[Start of section]

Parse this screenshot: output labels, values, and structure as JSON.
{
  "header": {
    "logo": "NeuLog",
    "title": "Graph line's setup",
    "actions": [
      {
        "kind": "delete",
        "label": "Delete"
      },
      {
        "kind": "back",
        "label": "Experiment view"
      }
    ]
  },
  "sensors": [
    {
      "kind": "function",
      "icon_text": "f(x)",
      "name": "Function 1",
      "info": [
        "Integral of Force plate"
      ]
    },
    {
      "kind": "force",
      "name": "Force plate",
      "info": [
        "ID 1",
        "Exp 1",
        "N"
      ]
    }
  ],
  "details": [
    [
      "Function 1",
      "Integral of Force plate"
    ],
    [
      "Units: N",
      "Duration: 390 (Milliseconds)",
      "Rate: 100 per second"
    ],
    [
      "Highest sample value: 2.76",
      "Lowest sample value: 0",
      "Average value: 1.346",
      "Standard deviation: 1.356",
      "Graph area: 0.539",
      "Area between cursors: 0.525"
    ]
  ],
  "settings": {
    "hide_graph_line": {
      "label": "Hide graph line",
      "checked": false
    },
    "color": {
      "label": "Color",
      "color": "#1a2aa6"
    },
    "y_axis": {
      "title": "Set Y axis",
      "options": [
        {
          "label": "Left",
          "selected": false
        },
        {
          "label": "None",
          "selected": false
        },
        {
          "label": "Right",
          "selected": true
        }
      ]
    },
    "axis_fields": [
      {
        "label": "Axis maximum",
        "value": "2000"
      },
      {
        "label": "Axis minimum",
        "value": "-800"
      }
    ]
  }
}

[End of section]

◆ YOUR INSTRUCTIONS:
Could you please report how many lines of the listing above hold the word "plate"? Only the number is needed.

◆ SOLUTION:
3